  8. Might not apply to your application, but I use Renaissance wax on tools. "Renaissance Wax is a brand of microcrystalline wax polish used in antique restoration and museum conservation around the world. Commonly used to polish and conserve metal objects, ...." https://en.wikipedia.org/wiki/Renaissance_Wax
  9. Try this link. https://leatherworker.net/forum/topic/76664-pdf-adler-167-service-manual/
  10. Here is a link to a German company that makes industrial sewing machine tops and stands. https://www.kessler-ergo.com/us-en/table_tops/
  11. Could the problem be that the machine had been unused for a long time and is gummed-up? I bought a used Bernina 217 zig zag sewing machine in excellent condition but that apparently had been stored for a long time. Zig zag worked erratically. A sewing machine repairman soaked the machine in a solvent -- kerosine maybe -- and the sewing machine worked perfectly. A few other folks on the forum seem to have had similar problems Try the following in google to see those threads. gummed up zig zag sewing machine site leatherworker.net
  12. Judy, You've probably already found the Sailrite pdf and video information. In case not, try the following query in google. sailrite fabricator manual site sailrite.com

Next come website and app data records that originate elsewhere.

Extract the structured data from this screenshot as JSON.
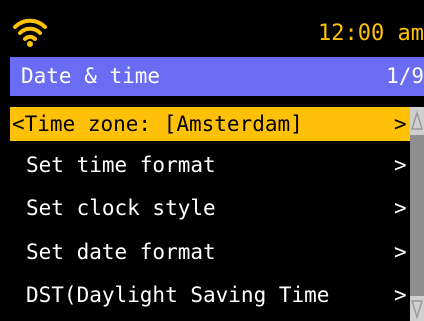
{
  "status_bar": {
    "wifi_icon": "wifi-icon",
    "time": "12:00 am"
  },
  "header": {
    "title": "Date & time",
    "page_indicator": "1/9"
  },
  "menu": {
    "items": [
      {
        "label": "<Time zone: [Amsterdam]",
        "chevron": ">"
      },
      {
        "label": "Set time format",
        "chevron": ">"
      },
      {
        "label": "Set clock style",
        "chevron": ">"
      },
      {
        "label": "Set date format",
        "chevron": ">"
      },
      {
        "label": "DST(Daylight Saving Time",
        "chevron": ">"
      }
    ],
    "selected_index": 0
  },
  "colors": {
    "accent": "#FFC107",
    "header_bg": "#6A6CF3",
    "background": "#000000",
    "text": "#FFFFFF",
    "scrollbar_track": "#CFCFCF",
    "scrollbar_thumb": "#8E8E8E"
  }
}
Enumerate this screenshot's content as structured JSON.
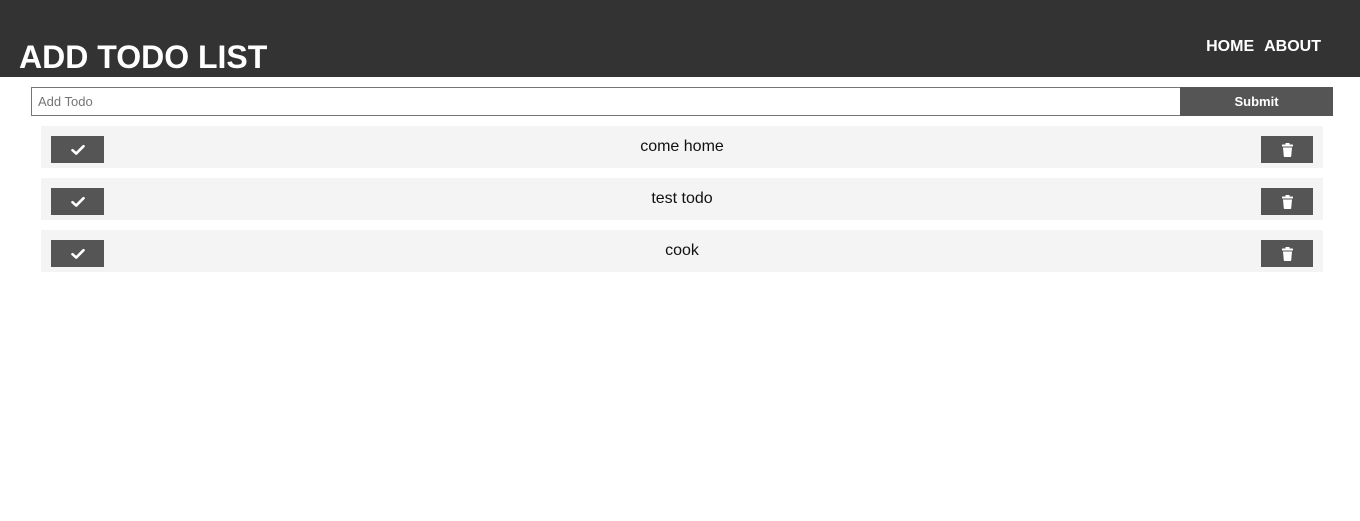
{
  "header": {
    "title": "ADD TODO LIST",
    "nav": [
      {
        "label": "HOME"
      },
      {
        "label": "ABOUT"
      }
    ]
  },
  "form": {
    "input_placeholder": "Add Todo",
    "input_value": "",
    "submit_label": "Submit"
  },
  "todos": [
    {
      "text": "come home",
      "complete_icon": "check-icon",
      "delete_icon": "trash-icon"
    },
    {
      "text": "test todo",
      "complete_icon": "check-icon",
      "delete_icon": "trash-icon"
    },
    {
      "text": "cook",
      "complete_icon": "check-icon",
      "delete_icon": "trash-icon"
    }
  ],
  "colors": {
    "header_bg": "#333333",
    "button_bg": "#555555",
    "item_bg": "#f4f4f4"
  }
}
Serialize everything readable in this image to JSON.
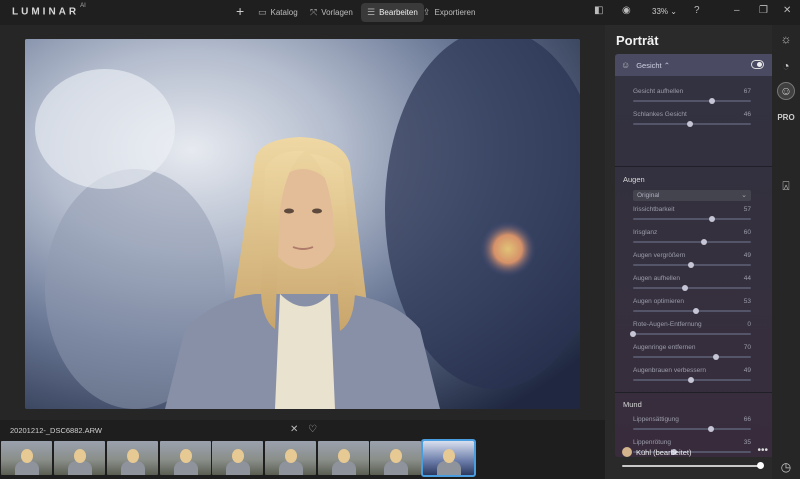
{
  "app": {
    "logo": "LUMINAR",
    "logo_suffix": "AI"
  },
  "topbar": {
    "add_label": "+",
    "nav": [
      {
        "label": "Katalog",
        "icon": "folder-icon"
      },
      {
        "label": "Vorlagen",
        "icon": "templates-icon"
      },
      {
        "label": "Bearbeiten",
        "icon": "edit-sliders-icon",
        "active": true
      },
      {
        "label": "Exportieren",
        "icon": "export-icon"
      }
    ],
    "zoom": "33%"
  },
  "filmstrip": {
    "filename": "20201212-_DSC6882.ARW",
    "selected_index": 8,
    "count": 9
  },
  "panel": {
    "title": "Porträt",
    "tool_name": "Gesicht",
    "sliders_face": [
      {
        "label": "Gesicht aufhellen",
        "value": "67",
        "fraction": 0.67
      },
      {
        "label": "Schlankes Gesicht",
        "value": "46",
        "fraction": 0.48
      }
    ],
    "eyes_title": "Augen",
    "eyes_select": "Original",
    "sliders_eyes": [
      {
        "label": "Irissichtbarkeit",
        "value": "57",
        "fraction": 0.67
      },
      {
        "label": "Irisglanz",
        "value": "60",
        "fraction": 0.6
      },
      {
        "label": "Augen vergrößern",
        "value": "49",
        "fraction": 0.49
      },
      {
        "label": "Augen aufhellen",
        "value": "44",
        "fraction": 0.44
      },
      {
        "label": "Augen optimieren",
        "value": "53",
        "fraction": 0.53
      },
      {
        "label": "Rote-Augen-Entfernung",
        "value": "0",
        "fraction": 0.0
      },
      {
        "label": "Augenringe entfernen",
        "value": "70",
        "fraction": 0.7
      },
      {
        "label": "Augenbrauen verbessern",
        "value": "49",
        "fraction": 0.49
      }
    ],
    "mouth_title": "Mund",
    "sliders_mouth": [
      {
        "label": "Lippensättigung",
        "value": "66",
        "fraction": 0.66
      },
      {
        "label": "Lippenrötung",
        "value": "35",
        "fraction": 0.35
      }
    ],
    "preset_name": "Kühl (bearbeitet)",
    "preset_more": "•••",
    "preset_amount": 1.0
  },
  "rail": {
    "pro_label": "PRO"
  },
  "colors": {
    "accent": "#4a9dde",
    "panel_section": "#4a4a62"
  }
}
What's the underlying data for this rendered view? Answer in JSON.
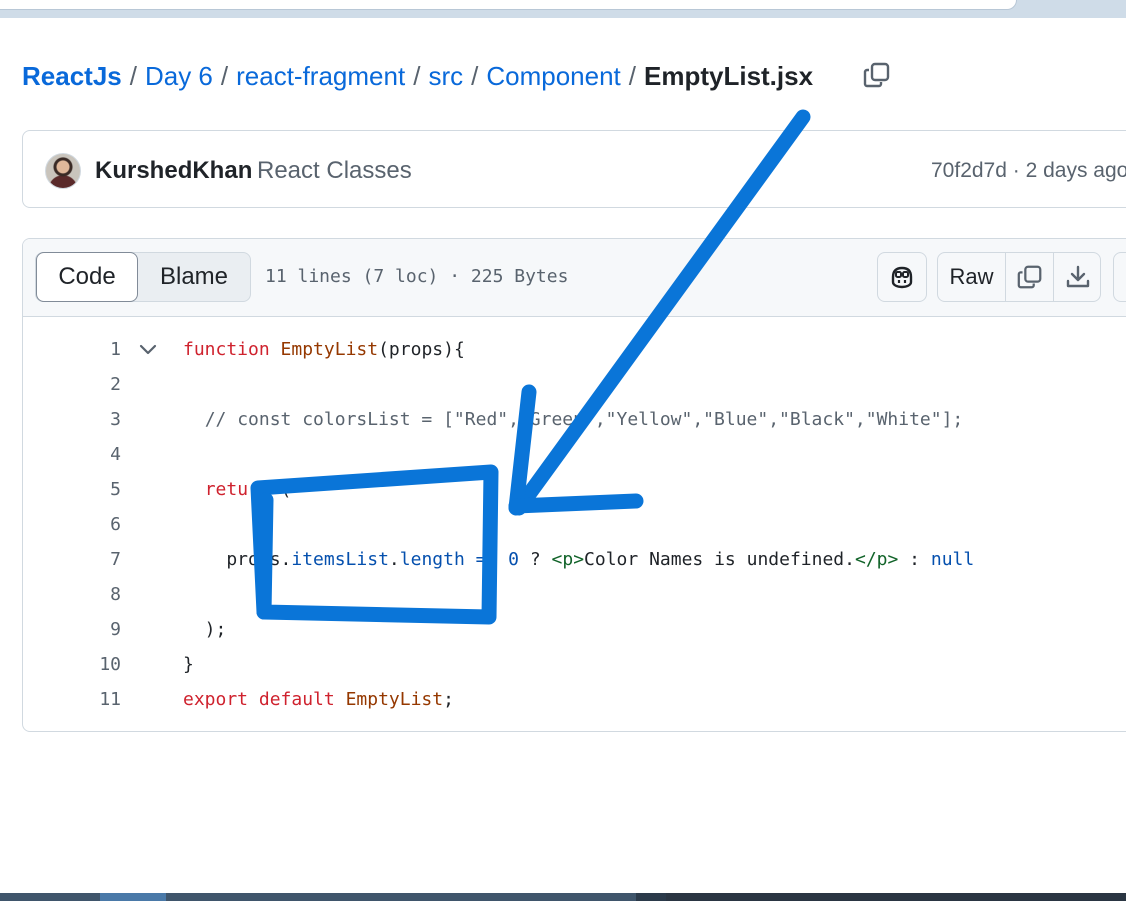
{
  "breadcrumb": {
    "items": [
      "ReactJs",
      "Day 6",
      "react-fragment",
      "src",
      "Component"
    ],
    "separator": "/",
    "current": "EmptyList.jsx"
  },
  "commit": {
    "author": "KurshedKhan",
    "message": "React Classes",
    "hash": "70f2d7d",
    "time": "2 days ago"
  },
  "file_header": {
    "tabs": [
      "Code",
      "Blame"
    ],
    "info": "11 lines (7 loc) · 225 Bytes",
    "raw_label": "Raw"
  },
  "code": {
    "line_numbers": [
      "1",
      "2",
      "3",
      "4",
      "5",
      "6",
      "7",
      "8",
      "9",
      "10",
      "11"
    ]
  },
  "colors": {
    "link": "#0969da",
    "annotation": "#0a75d8"
  },
  "icons": [
    "copy-icon",
    "copilot-icon",
    "download-icon",
    "chevron-down-icon"
  ]
}
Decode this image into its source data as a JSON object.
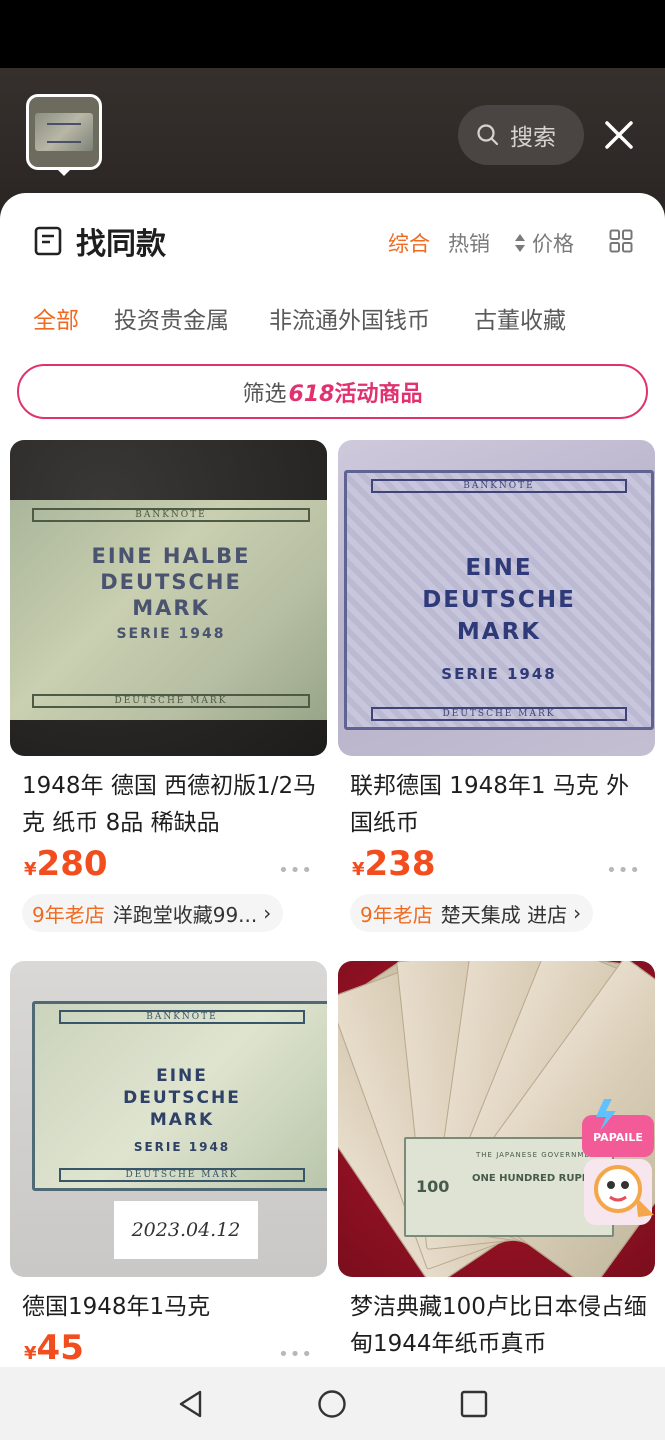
{
  "search_header": {
    "search_label": "搜索",
    "close_icon": "close-icon",
    "search_icon": "search-icon"
  },
  "panel": {
    "title": "找同款",
    "sort": {
      "comprehensive": "综合",
      "hot": "热销",
      "price": "价格"
    },
    "categories": [
      "全部",
      "投资贵金属",
      "非流通外国钱币",
      "古董收藏"
    ],
    "promo": {
      "prefix": "筛选",
      "number": "618",
      "suffix": "活动商品"
    }
  },
  "products": [
    {
      "title": "1948年 德国 西德初版1/2马克 纸币 8品 稀缺品",
      "currency": "¥",
      "price": "280",
      "more": "•••",
      "shop_age": "9年老店",
      "shop_name": "洋跑堂收藏99...",
      "chevron": "›",
      "image": {
        "top": "BANKNOTE",
        "line1": "EINE HALBE",
        "line2": "DEUTSCHE",
        "line3": "MARK",
        "serie": "SERIE 1948",
        "bottom": "DEUTSCHE MARK"
      }
    },
    {
      "title": "联邦德国 1948年1 马克 外国纸币",
      "currency": "¥",
      "price": "238",
      "more": "•••",
      "shop_age": "9年老店",
      "shop_name": "楚天集成 进店",
      "chevron": "›",
      "image": {
        "top": "BANKNOTE",
        "line1": "EINE",
        "line2": "DEUTSCHE",
        "line3": "MARK",
        "serie": "SERIE 1948",
        "bottom": "DEUTSCHE MARK"
      }
    },
    {
      "title": "德国1948年1马克",
      "currency": "¥",
      "price": "45",
      "more": "•••",
      "image": {
        "top": "BANKNOTE",
        "line1": "EINE",
        "line2": "DEUTSCHE",
        "line3": "MARK",
        "serie": "SERIE 1948",
        "bottom": "DEUTSCHE MARK",
        "date_tag": "2023.04.12"
      }
    },
    {
      "title": "梦洁典藏100卢比日本侵占缅甸1944年纸币真币",
      "image": {
        "issuer": "THE JAPANESE GOVERNMENT",
        "value_words": "ONE HUNDRED RUPEES",
        "value": "100",
        "badge_text": "PAPAILE"
      }
    }
  ],
  "nav": {
    "back_icon": "back-triangle-icon",
    "home_icon": "home-circle-icon",
    "recents_icon": "recents-square-icon"
  },
  "colors": {
    "accent": "#f06a1f",
    "price": "#f24d1e",
    "promo": "#e1316f"
  }
}
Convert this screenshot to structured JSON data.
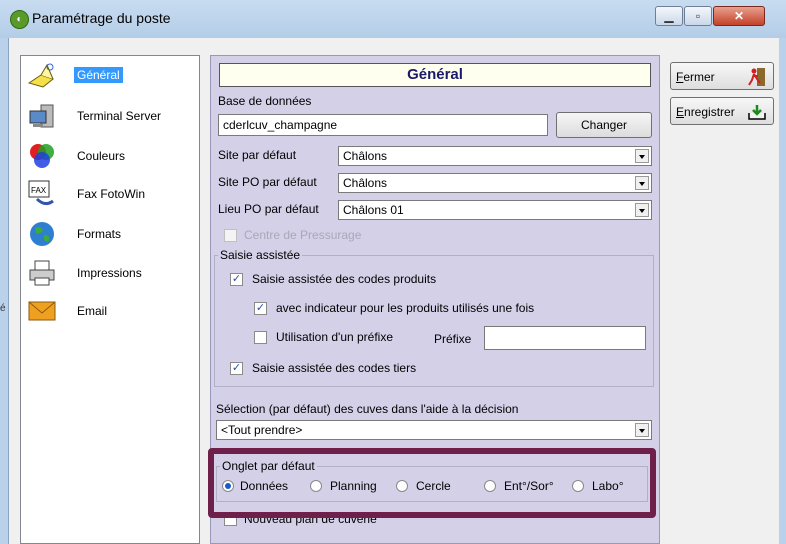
{
  "window": {
    "title": "Paramétrage du poste"
  },
  "nav": [
    {
      "label": "Général",
      "icon": "general-icon",
      "selected": true
    },
    {
      "label": "Terminal Server",
      "icon": "terminal-server-icon"
    },
    {
      "label": "Couleurs",
      "icon": "colors-icon"
    },
    {
      "label": "Fax FotoWin",
      "icon": "fax-icon",
      "icon_text": "FAX"
    },
    {
      "label": "Formats",
      "icon": "globe-icon"
    },
    {
      "label": "Impressions",
      "icon": "printer-icon"
    },
    {
      "label": "Email",
      "icon": "envelope-icon"
    }
  ],
  "main": {
    "header": "Général",
    "database_label": "Base de données",
    "database_value": "cderlcuv_champagne",
    "change_button": "Changer",
    "site_label": "Site par défaut",
    "site_value": "Châlons",
    "site_po_label": "Site PO par défaut",
    "site_po_value": "Châlons",
    "lieu_po_label": "Lieu PO par défaut",
    "lieu_po_value": "Châlons 01",
    "centre_label": "Centre de Pressurage",
    "assisted": {
      "legend": "Saisie assistée",
      "codes_produits": "Saisie assistée des codes produits",
      "indicateur": "avec indicateur pour les produits utilisés une fois",
      "prefixe": "Utilisation d'un préfixe",
      "prefixe_label": "Préfixe",
      "prefixe_value": "",
      "codes_tiers": "Saisie assistée des codes tiers"
    },
    "selection_label": "Sélection (par défaut) des cuves dans l'aide à la décision",
    "selection_value": "<Tout prendre>",
    "onglet": {
      "legend": "Onglet par défaut",
      "options": [
        "Données",
        "Planning",
        "Cercle",
        "Ent°/Sor°",
        "Labo°"
      ],
      "selected": "Données"
    },
    "nouveau_plan": "Nouveau plan de cuverie"
  },
  "buttons": {
    "fermer": "Fermer",
    "enregistrer": "Enregistrer"
  },
  "colors": {
    "highlight": "#6e1f4a",
    "selection": "#3399ff",
    "panel": "#d4d0e8"
  },
  "stray_char": "é"
}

  13. Wizcrafts seems to be correct. According to the following Sailrite chart, the Fabricator is a compound walking foot machine. https://www.sailrite.com/PDF/Straight-Stitch-Sewing-Machine-Comparison-Chart.pdf
  14. Link to download Instruction Manual https://www.supsew.com/wpfb-file/seiko-lsc-instruction-manual-pdf/
  15. I also did mostly vinyl and marine canvas for my sailboat. As for the type of machine for that application, I strongly favor a compound walking-foot machine vs a walking-foot machine -- the addition of needle-feed to walking-foot makes a huge difference. My first machine was a 111W155 that could do almost everything I can do with my current Juki 1508.
  • Create New...